NEW YORK -- Discounters across the country had a strong holiday season this year, but not at the expense of most supermarkets, according to analysts.
That's because much of the fourth-quarter gains by discounters came from general merchandise, a category still not heavily emphasized at supermarkets, except for those supermarkets that operate supercenter formats.
Deborah Weinswig, associate director at Bear Stearns here, said that Wal-Mart Stores, Bentonville, Ark., saw a 4% to 6% increase in same-store sales, while Target, Minneapolis, and Kmart, Troy, Mich., saw only a slight upturn in sales. However, both saw a marked increase in store traffic closer to the holidays, Weinswig said.

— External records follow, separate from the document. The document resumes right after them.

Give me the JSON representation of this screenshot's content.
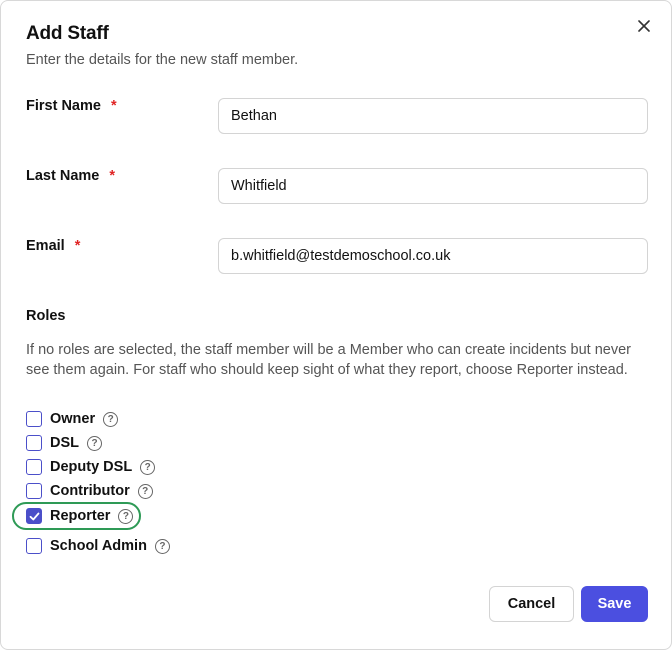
{
  "dialog": {
    "title": "Add Staff",
    "subtitle": "Enter the details for the new staff member."
  },
  "fields": {
    "first_name": {
      "label": "First Name",
      "required_mark": "*",
      "value": "Bethan"
    },
    "last_name": {
      "label": "Last Name",
      "required_mark": "*",
      "value": "Whitfield"
    },
    "email": {
      "label": "Email",
      "required_mark": "*",
      "value": "b.whitfield@testdemoschool.co.uk"
    }
  },
  "roles": {
    "heading": "Roles",
    "help_text": "If no roles are selected, the staff member will be a Member who can create incidents but never see them again. For staff who should keep sight of what they report, choose Reporter instead.",
    "items": [
      {
        "label": "Owner",
        "checked": false
      },
      {
        "label": "DSL",
        "checked": false
      },
      {
        "label": "Deputy DSL",
        "checked": false
      },
      {
        "label": "Contributor",
        "checked": false
      },
      {
        "label": "Reporter",
        "checked": true
      },
      {
        "label": "School Admin",
        "checked": false
      }
    ],
    "help_glyph": "?"
  },
  "actions": {
    "cancel_label": "Cancel",
    "save_label": "Save"
  },
  "colors": {
    "accent": "#4b4fe0",
    "required": "#e02424",
    "highlight": "#2e9a56"
  },
  "icons": {
    "close": "close-icon",
    "help": "help-circle-icon",
    "check": "check-icon"
  }
}
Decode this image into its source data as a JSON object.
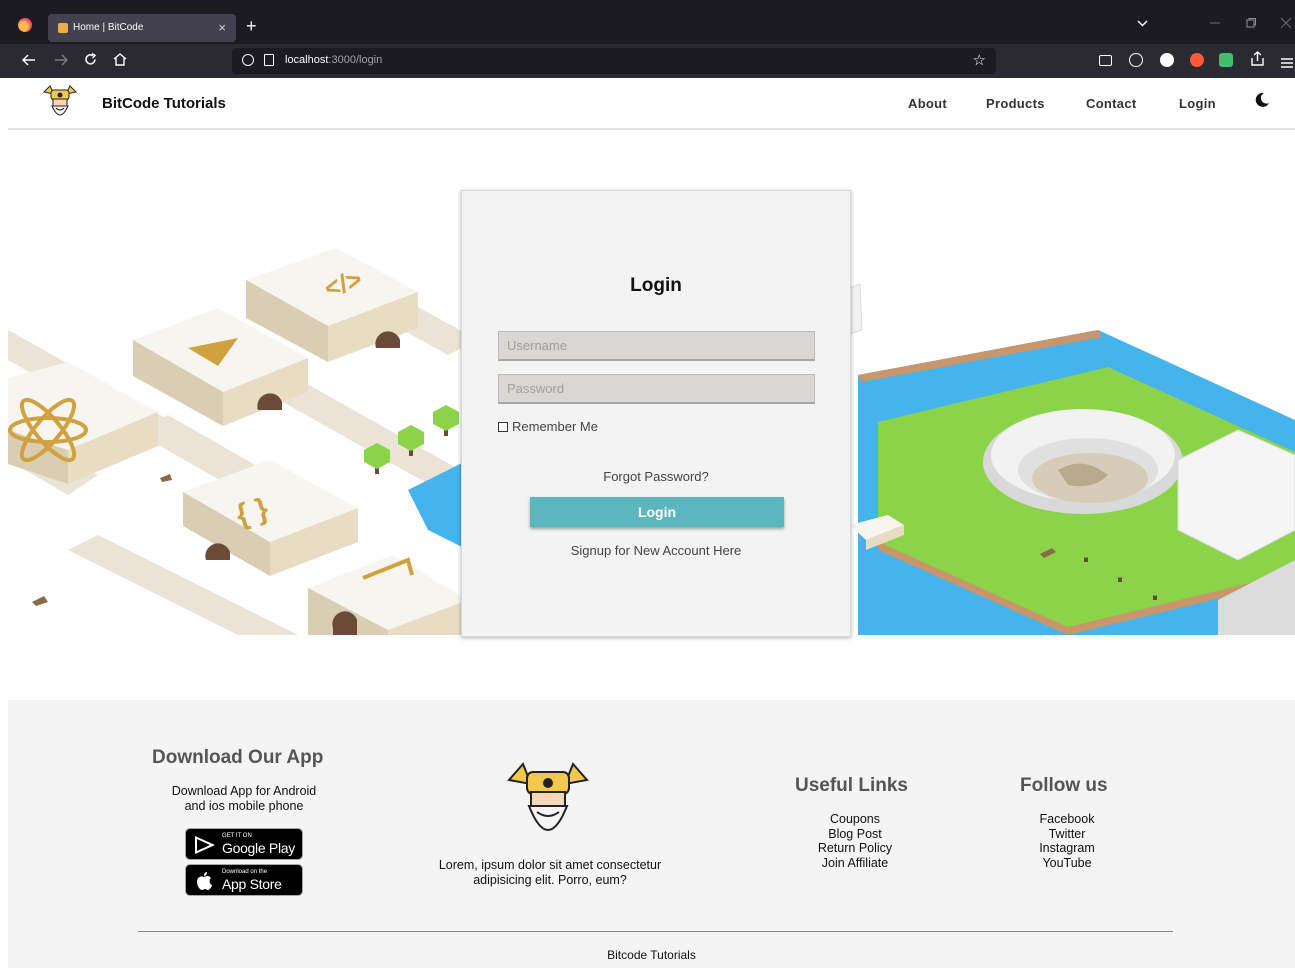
{
  "browser": {
    "tab_title": "Home | BitCode",
    "tab_close": "×",
    "new_tab": "+",
    "url_host": "localhost",
    "url_path": ":3000/login"
  },
  "header": {
    "brand": "BitCode Tutorials",
    "nav": [
      "About",
      "Products",
      "Contact",
      "Login"
    ]
  },
  "login": {
    "title": "Login",
    "username_placeholder": "Username",
    "password_placeholder": "Password",
    "remember_label": "Remember Me",
    "forgot": "Forgot Password?",
    "button": "Login",
    "signup": "Signup for New Account Here"
  },
  "footer": {
    "download_title": "Download Our App",
    "download_text_1": "Download App for Android",
    "download_text_2": "and ios mobile phone",
    "google_small": "GET IT ON",
    "google_big": "Google Play",
    "apple_small": "Download on the",
    "apple_big": "App Store",
    "about_1": "Lorem, ipsum dolor sit amet consectetur",
    "about_2": "adipisicing elit. Porro, eum?",
    "useful_title": "Useful Links",
    "useful_links": [
      "Coupons",
      "Blog Post",
      "Return Policy",
      "Join Affiliate"
    ],
    "follow_title": "Follow us",
    "follow_links": [
      "Facebook",
      "Twitter",
      "Instagram",
      "YouTube"
    ],
    "copyright": "Bitcode Tutorials"
  },
  "colors": {
    "accent": "#5cb6bd",
    "water": "#45b4ec",
    "grass": "#8bd44a",
    "sand": "#e5dccb"
  }
}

Wal-Mart, in a sales report for the week ending Dec. 26, noted that the strongest categories for the period included electronics, toys, ladies apparel, and seasonal categories such as wrapping, trees, lights and other decorations. Tom Williams, spokesman for the company, said food sales were "above average" but not a top-selling category.
Jonathan Ziegler, managing director with Deutsche Banc Alex. Brown here, said that the sales growth at discounters like Wal-Mart is nothing for supermarkets to be alarmed about.

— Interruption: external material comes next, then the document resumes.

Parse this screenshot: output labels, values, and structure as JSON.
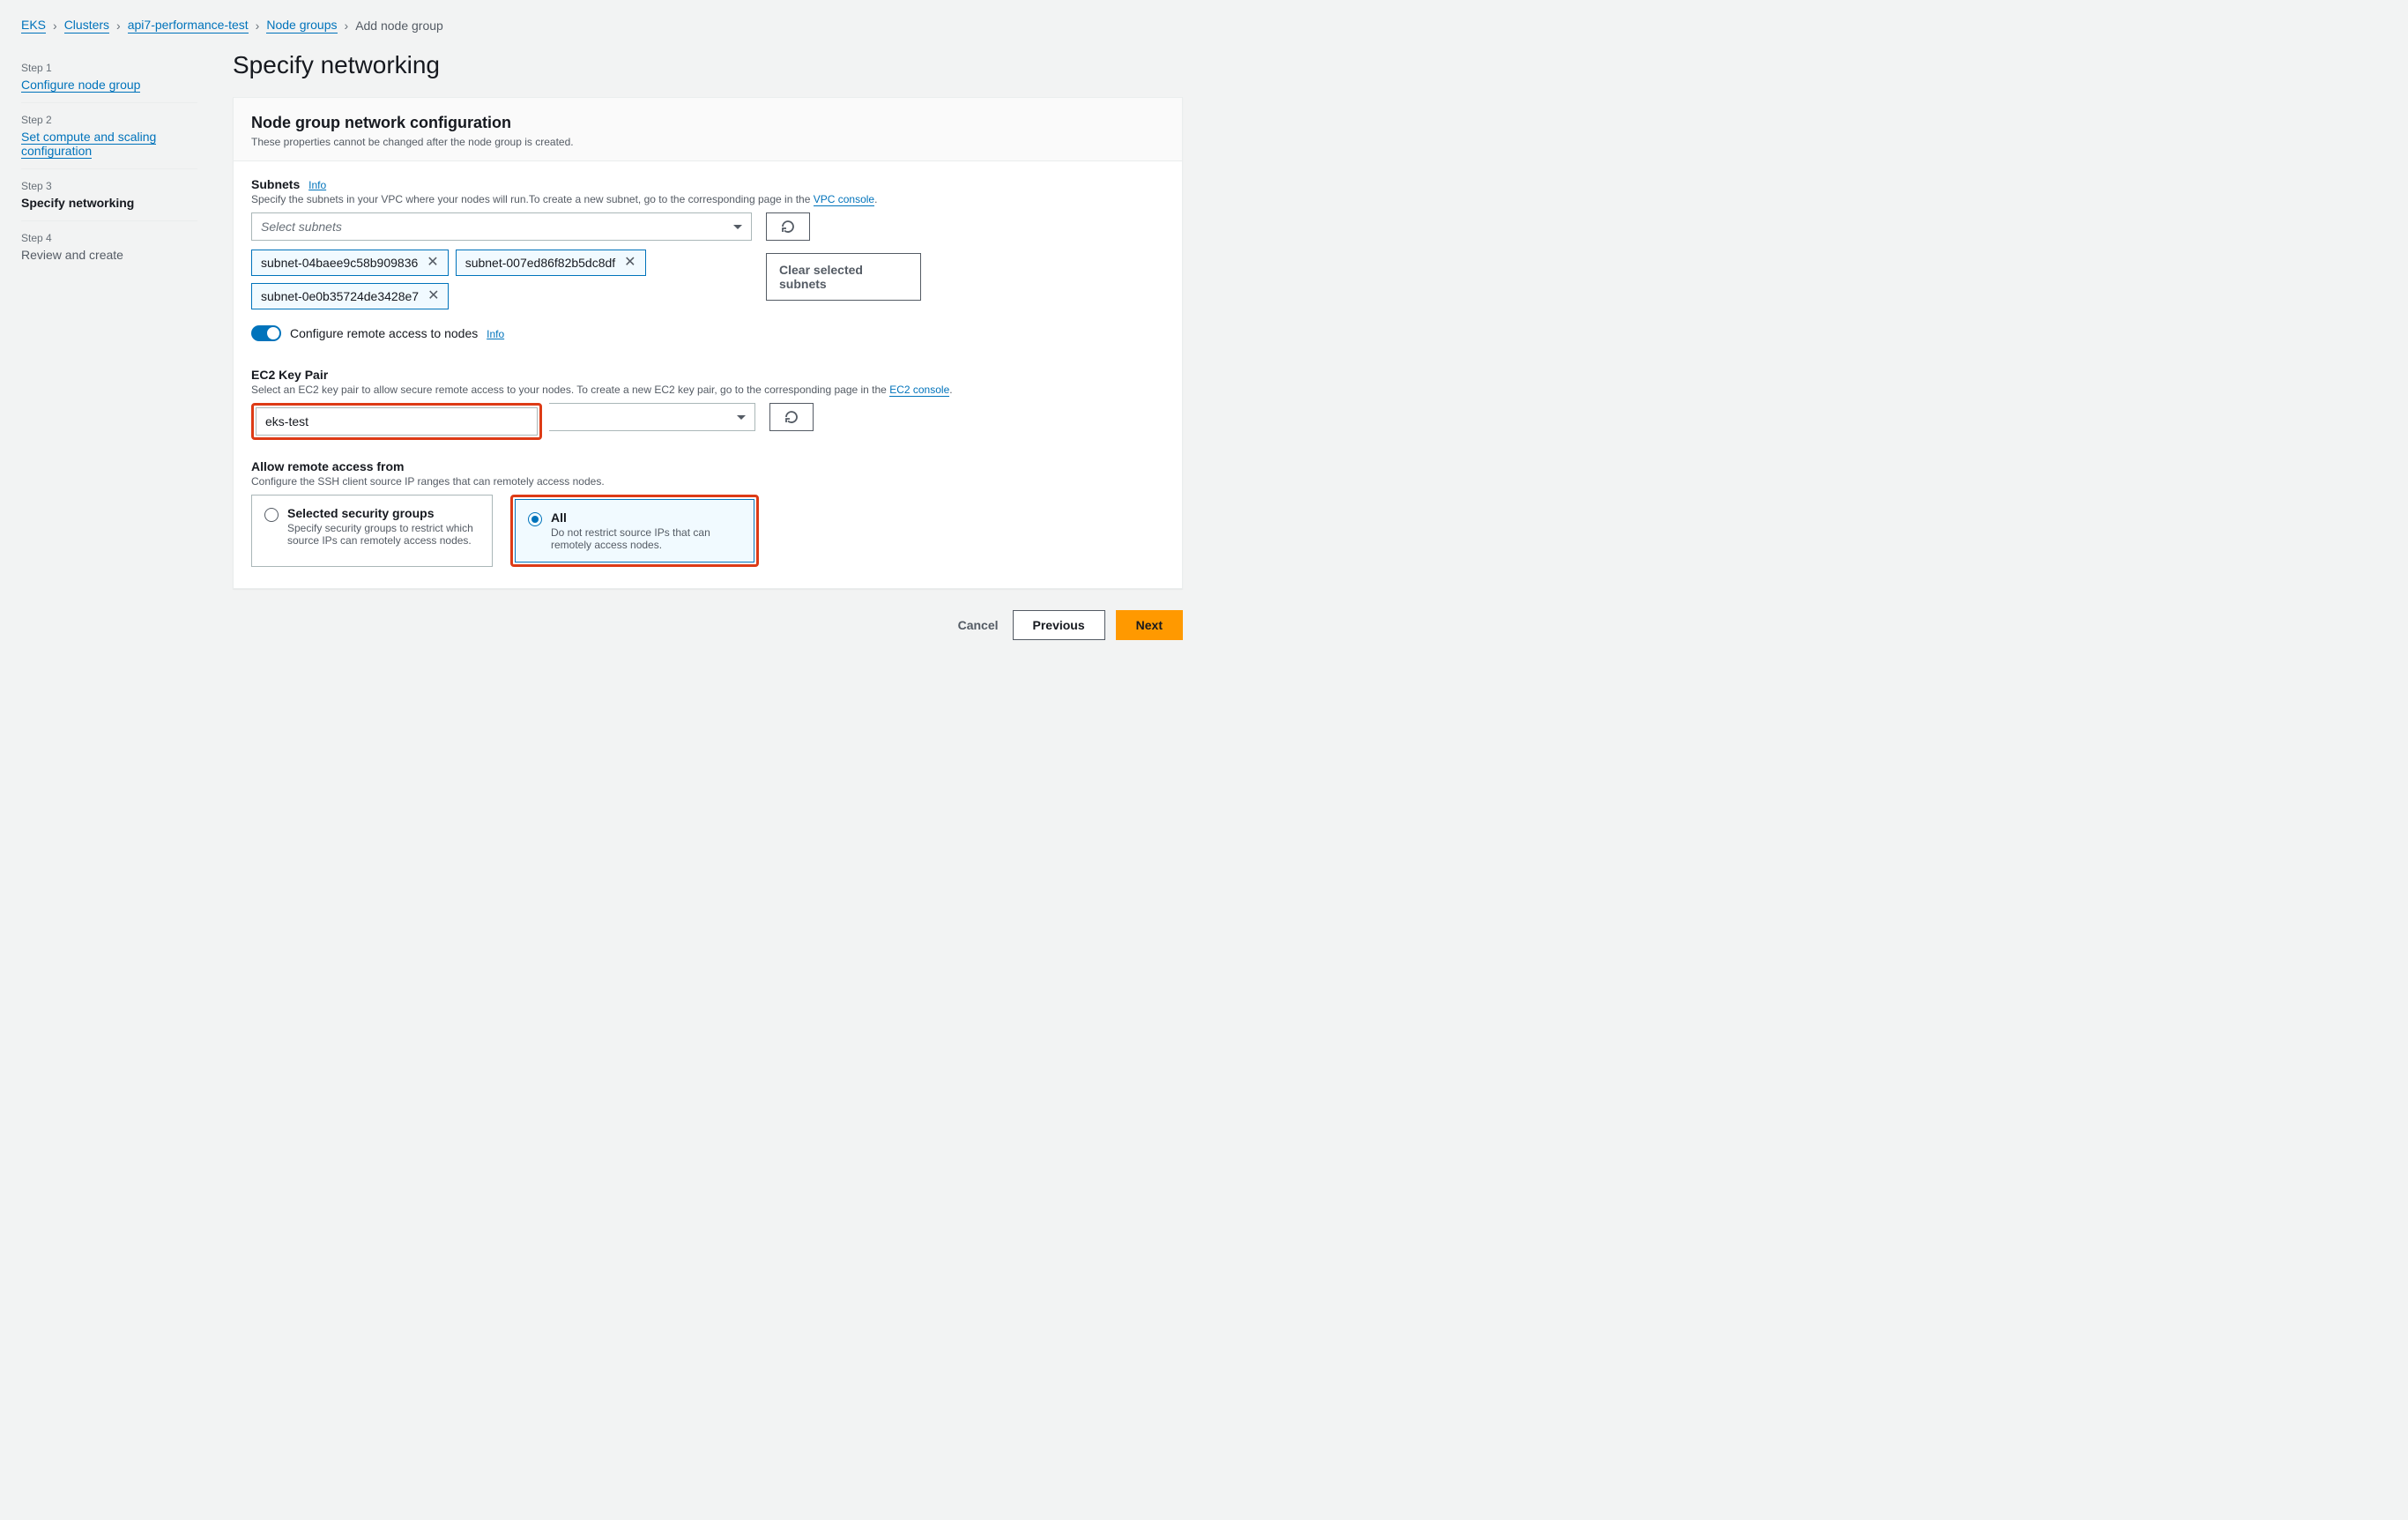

"These discounters are doing the same thing they do every year, pushing general merchandise," Ziegler said. "Sure, these guys are adding a lot of square footage and are selling food, but the fourth quarter always gets distorted because of the big general-merchandise push during the holidays. On the whole, these numbers do not necessarily represent any warning signs that discounters will be taking any additional food share from supermarkets."

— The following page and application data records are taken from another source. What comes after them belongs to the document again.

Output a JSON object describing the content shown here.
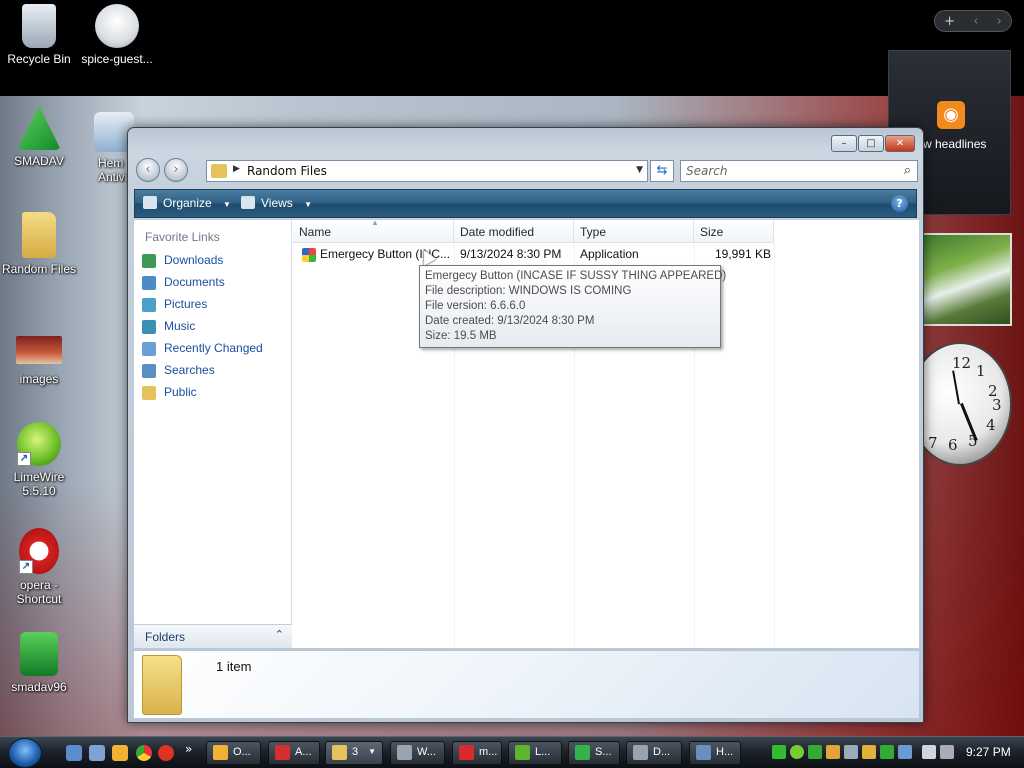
{
  "desktop": {
    "icons": [
      {
        "label": "Recycle Bin"
      },
      {
        "label": "spice-guest..."
      },
      {
        "label": "SMADAV"
      },
      {
        "label": "Hem\nAntivi"
      },
      {
        "label": "Random Files"
      },
      {
        "label": "images"
      },
      {
        "label": "LimeWire\n5.5.10"
      },
      {
        "label": "opera -\nShortcut"
      },
      {
        "label": "smadav96"
      }
    ]
  },
  "sidebar": {
    "controls": [
      "+",
      "‹",
      "›"
    ],
    "feed_label": "w headlines"
  },
  "clock_gadget": {
    "numbers": [
      "12",
      "1",
      "2",
      "3",
      "4",
      "5",
      "6",
      "7"
    ]
  },
  "window": {
    "caption_buttons": {
      "minimize": "–",
      "maximize": "□",
      "close": "✕"
    },
    "nav": {
      "back": "‹",
      "forward": "›"
    },
    "address": {
      "path": "Random Files"
    },
    "search": {
      "placeholder": "Search"
    },
    "toolbar": {
      "organize": "Organize",
      "views": "Views",
      "help": "?"
    },
    "favorite_links_header": "Favorite Links",
    "favorite_links": [
      {
        "label": "Downloads",
        "color": "#3e9a52"
      },
      {
        "label": "Documents",
        "color": "#4b8cc8"
      },
      {
        "label": "Pictures",
        "color": "#4aa0c8"
      },
      {
        "label": "Music",
        "color": "#3b8fb6"
      },
      {
        "label": "Recently Changed",
        "color": "#6aa0d8"
      },
      {
        "label": "Searches",
        "color": "#5b8fc0"
      },
      {
        "label": "Public",
        "color": "#e6c25a"
      }
    ],
    "folders_label": "Folders",
    "columns": [
      "Name",
      "Date modified",
      "Type",
      "Size"
    ],
    "files": [
      {
        "name": "Emergecy Button (INC...",
        "date": "9/13/2024 8:30 PM",
        "type": "Application",
        "size": "19,991 KB"
      }
    ],
    "tooltip": [
      "Emergecy Button (INCASE IF SUSSY THING APPEARED)",
      "File description: WINDOWS IS COMING",
      "File version: 6.6.6.0",
      "Date created: 9/13/2024 8:30 PM",
      "Size: 19.5 MB"
    ],
    "details": {
      "count": "1 item"
    }
  },
  "taskbar": {
    "more": "»",
    "tasks": [
      {
        "label": "O...",
        "color": "#f2b134"
      },
      {
        "label": "A...",
        "color": "#d32f2f"
      },
      {
        "label": "3",
        "color": "#e6c25a"
      },
      {
        "label": "W...",
        "color": "#9aa4b0"
      },
      {
        "label": "m...",
        "color": "#d92b2b"
      },
      {
        "label": "L...",
        "color": "#5cb52a"
      },
      {
        "label": "S...",
        "color": "#33b34a"
      },
      {
        "label": "D...",
        "color": "#9aa4b0"
      },
      {
        "label": "H...",
        "color": "#6a8ec0"
      }
    ],
    "time": "9:27 PM"
  }
}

Weinswig said that the numbers indicate consumers are beginning to catch on to discount buying and trading down from high-end retail operations.
"The numbers are a reflection of both consumers' heightened focus on value during this slow economy and increased acceptance of the discount-store format," Weinswig said. "Consistent with the trend of consumers buying close to their needs, sales were particularly strong in the final week before Christmas after a slow start in the first two weeks of December."
Mark Husson, analyst with Merrill Lynch here, said that discounter growth percentages are indicative of a maturing store base that is cannibalizing itself.
Husson said, "Where before there was one Wal-Mart in a town, in many cases there are now three. A couple of years ago discounters were pushing well into the double digits in comparable-sales growth; now that is only 5% or so. We see that they are actually fighting themselves for share, not supermarkets and other retailers like they were when they first arrived."
Though food was not a disproportionately large percentage of Wal-Mart's strong sales, the company's general-merchandise sales gains indicate that discounters can prove to be a problem for supermarkets that emphasize general merchandise, according to some analysts.
Jack Murphy, vice president with Credit Suisse First Boston here, said companies like Kroger, Cincinnati, which operates stores with higher levels of general merchandise, can be feeling the pressure from Wal-Mart more than other operators.
"Kroger said late last year when it released its earnings that nonfood items were the most vulnerable and weaker areas," Murphy said. "We're continuing to see discretionary categories like floral become weaker and weaker in supermarkets, and Wal-Mart is definitely taking away market share in those areas."
Murphy also told SN that competing with supercenters, and the requisite price wars involved, could spell increasingly thin margins for supermarkets going forward.
"The real question [for supermarkets] is, despite decent sales, [what is the] potential impact on the gross margin, as general merchandise sales are weaker and prices are slashed? Once we see companies reporting margins in quarters that include December, we can see the true effect of supercenters this holiday season," Murphy said.